[Start of Attachment]

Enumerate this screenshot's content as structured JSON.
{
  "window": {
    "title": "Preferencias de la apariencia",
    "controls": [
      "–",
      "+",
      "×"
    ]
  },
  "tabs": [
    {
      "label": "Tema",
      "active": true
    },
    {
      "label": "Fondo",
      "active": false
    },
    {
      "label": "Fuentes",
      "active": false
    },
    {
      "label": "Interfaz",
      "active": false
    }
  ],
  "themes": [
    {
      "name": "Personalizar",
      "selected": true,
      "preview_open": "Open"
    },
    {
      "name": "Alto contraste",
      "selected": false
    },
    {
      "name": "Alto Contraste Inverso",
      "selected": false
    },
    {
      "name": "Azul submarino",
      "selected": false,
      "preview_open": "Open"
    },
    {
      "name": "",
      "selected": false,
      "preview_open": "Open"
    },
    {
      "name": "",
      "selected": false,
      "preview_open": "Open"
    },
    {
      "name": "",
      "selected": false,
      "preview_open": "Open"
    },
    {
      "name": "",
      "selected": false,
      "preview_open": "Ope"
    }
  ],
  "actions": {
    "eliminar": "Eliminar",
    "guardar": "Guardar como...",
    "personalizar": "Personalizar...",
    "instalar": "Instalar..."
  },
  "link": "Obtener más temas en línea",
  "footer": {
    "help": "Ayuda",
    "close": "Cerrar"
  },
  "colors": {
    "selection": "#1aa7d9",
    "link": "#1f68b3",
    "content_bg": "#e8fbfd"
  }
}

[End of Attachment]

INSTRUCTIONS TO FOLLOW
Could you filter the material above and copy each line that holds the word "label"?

ANSWER SECTION
      "label": "Tema",
      "label": "Fondo",
      "label": "Fuentes",
      "label": "Interfaz",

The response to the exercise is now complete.